(Your goal):
Write out every line below that includes the word "face".

==================================================

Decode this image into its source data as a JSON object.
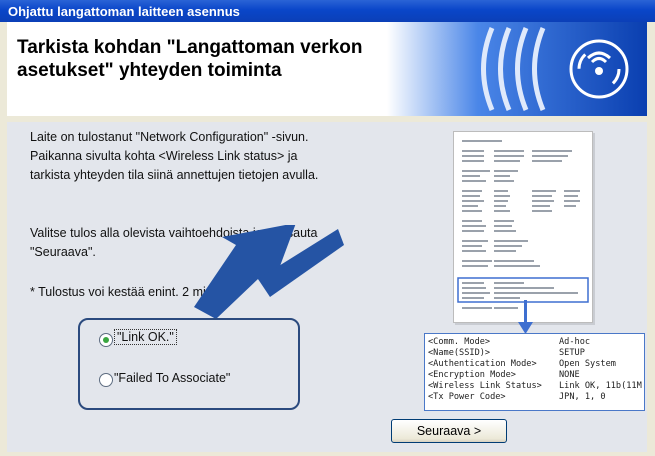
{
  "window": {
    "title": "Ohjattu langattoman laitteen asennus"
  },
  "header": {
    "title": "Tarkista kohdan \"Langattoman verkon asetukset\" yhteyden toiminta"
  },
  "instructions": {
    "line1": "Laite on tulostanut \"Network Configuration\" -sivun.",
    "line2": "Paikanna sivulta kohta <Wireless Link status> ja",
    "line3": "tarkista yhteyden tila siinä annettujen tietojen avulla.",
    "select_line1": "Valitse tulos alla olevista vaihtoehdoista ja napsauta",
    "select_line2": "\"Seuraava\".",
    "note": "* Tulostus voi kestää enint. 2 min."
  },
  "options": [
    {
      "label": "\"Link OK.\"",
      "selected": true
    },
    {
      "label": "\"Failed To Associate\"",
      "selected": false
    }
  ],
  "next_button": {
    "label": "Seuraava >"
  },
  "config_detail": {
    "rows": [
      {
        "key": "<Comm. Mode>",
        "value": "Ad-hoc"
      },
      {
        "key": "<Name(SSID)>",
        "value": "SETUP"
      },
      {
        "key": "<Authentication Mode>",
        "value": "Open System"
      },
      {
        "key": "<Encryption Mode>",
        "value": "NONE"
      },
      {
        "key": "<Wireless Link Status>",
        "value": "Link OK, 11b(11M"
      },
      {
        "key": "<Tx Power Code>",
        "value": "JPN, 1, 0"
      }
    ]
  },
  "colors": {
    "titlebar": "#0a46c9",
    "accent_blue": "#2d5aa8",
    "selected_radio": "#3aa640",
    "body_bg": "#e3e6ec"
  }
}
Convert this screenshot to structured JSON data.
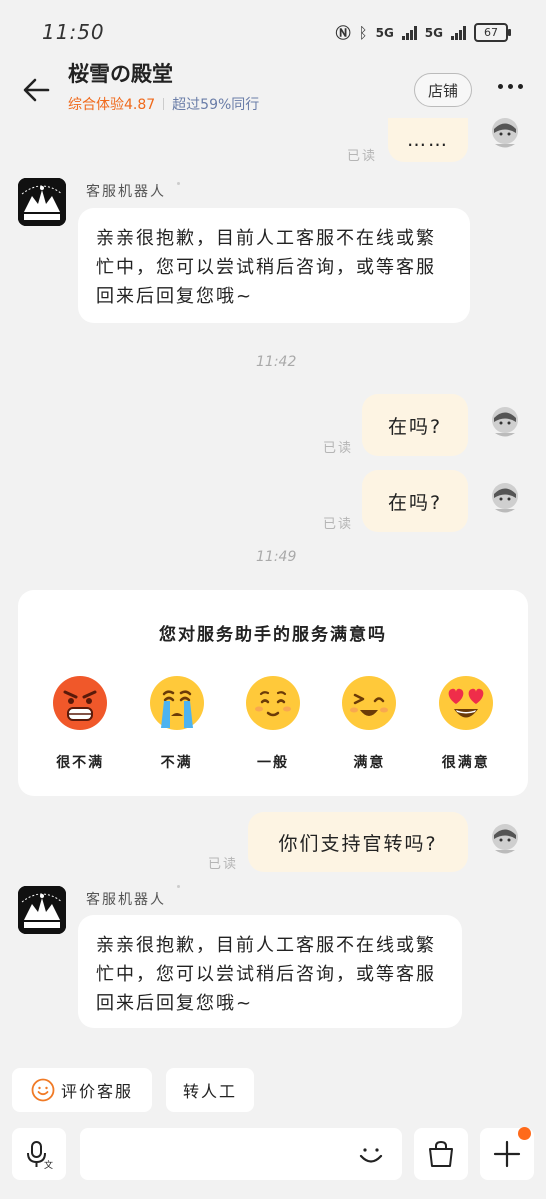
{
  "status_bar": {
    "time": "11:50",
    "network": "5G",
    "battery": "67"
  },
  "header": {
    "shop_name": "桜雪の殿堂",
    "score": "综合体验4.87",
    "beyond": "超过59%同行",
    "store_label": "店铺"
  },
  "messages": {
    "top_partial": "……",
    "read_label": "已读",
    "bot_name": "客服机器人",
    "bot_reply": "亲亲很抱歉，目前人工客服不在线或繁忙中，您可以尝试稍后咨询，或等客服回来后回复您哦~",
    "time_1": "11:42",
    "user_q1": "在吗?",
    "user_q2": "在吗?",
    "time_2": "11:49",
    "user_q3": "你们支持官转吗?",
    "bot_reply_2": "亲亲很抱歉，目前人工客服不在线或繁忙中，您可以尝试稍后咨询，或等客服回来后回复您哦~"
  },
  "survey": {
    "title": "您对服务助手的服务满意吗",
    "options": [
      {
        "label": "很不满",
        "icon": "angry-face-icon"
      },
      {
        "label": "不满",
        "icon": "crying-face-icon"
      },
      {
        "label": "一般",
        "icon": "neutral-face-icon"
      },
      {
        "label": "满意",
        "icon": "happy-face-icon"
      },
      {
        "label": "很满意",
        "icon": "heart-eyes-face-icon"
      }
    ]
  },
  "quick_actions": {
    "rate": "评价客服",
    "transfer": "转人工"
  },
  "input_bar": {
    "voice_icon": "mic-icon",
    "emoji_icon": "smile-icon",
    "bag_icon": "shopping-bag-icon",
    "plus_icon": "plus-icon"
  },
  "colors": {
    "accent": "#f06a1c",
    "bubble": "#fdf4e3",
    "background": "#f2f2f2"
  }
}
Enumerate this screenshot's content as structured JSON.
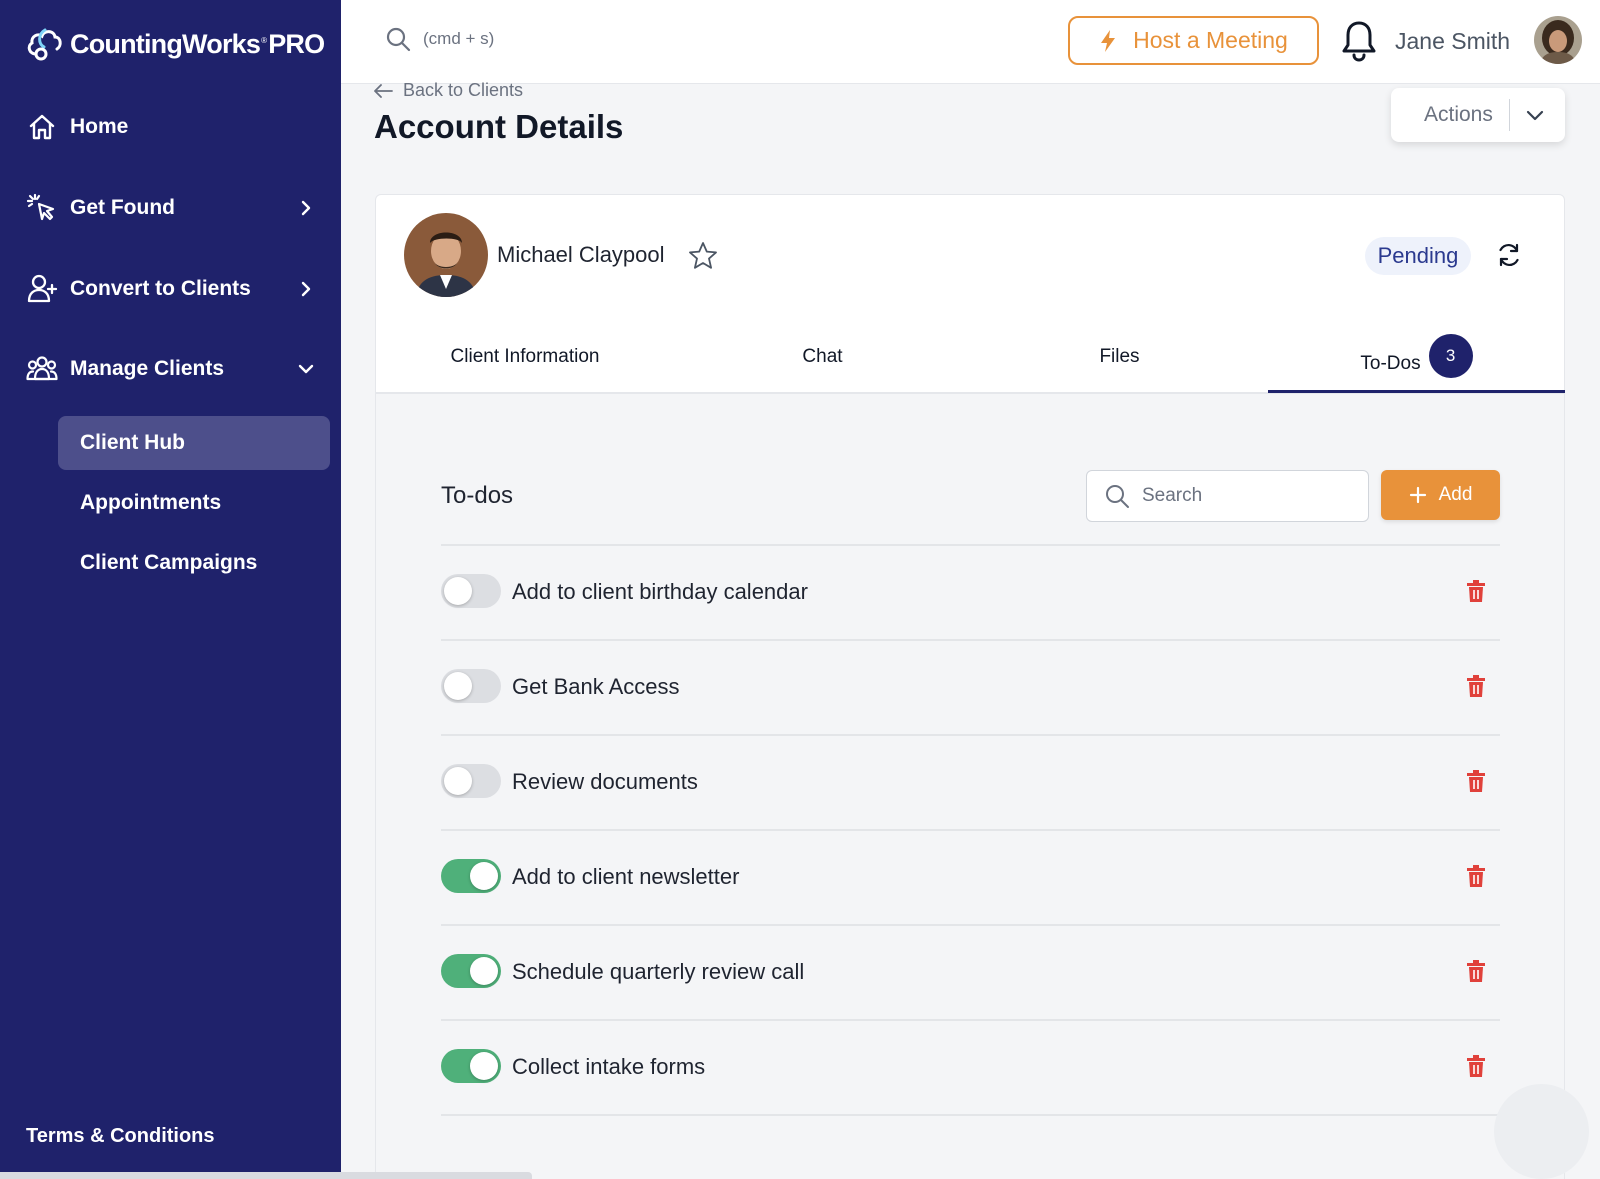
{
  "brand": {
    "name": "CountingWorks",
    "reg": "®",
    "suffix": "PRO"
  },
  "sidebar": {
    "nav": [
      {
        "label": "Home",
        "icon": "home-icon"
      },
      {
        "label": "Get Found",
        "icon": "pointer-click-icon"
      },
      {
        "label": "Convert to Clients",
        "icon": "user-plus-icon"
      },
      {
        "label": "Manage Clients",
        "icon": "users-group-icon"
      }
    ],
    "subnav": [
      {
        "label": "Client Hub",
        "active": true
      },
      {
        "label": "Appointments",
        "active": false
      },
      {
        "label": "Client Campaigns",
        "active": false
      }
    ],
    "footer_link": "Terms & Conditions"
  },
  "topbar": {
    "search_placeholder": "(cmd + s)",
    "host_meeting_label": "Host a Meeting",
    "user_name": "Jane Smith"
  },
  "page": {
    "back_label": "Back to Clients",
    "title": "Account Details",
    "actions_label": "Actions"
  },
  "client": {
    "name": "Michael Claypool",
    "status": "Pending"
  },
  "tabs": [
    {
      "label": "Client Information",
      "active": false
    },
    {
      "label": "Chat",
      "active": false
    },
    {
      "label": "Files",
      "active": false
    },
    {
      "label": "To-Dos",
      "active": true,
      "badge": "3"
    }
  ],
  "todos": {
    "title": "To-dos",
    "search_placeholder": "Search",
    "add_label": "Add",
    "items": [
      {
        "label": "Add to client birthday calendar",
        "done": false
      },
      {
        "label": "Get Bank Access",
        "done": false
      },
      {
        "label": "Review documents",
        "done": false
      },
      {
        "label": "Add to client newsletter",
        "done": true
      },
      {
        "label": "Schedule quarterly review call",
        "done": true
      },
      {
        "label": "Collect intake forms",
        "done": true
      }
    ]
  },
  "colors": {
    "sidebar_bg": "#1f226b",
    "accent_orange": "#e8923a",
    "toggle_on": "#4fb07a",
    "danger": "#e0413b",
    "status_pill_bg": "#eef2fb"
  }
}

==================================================

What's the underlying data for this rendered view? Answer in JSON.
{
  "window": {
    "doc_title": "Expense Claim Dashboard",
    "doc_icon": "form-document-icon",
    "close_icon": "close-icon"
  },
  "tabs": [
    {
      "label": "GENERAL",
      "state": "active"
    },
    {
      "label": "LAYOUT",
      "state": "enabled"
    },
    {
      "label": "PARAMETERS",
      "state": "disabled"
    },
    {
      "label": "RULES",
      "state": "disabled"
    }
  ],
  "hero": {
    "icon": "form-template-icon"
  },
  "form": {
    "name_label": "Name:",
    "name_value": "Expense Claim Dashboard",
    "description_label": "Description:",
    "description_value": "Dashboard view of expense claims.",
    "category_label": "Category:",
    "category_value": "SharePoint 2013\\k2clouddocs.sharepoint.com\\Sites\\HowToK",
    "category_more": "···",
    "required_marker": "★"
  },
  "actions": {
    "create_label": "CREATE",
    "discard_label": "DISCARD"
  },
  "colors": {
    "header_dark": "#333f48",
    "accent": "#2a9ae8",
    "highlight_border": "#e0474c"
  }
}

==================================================

(Finished task):
        "icon": "angry-face-icon"
        "icon": "crying-face-icon"
        "icon": "neutral-face-icon"
        "icon": "happy-face-icon"
        "icon": "heart-eyes-face-icon"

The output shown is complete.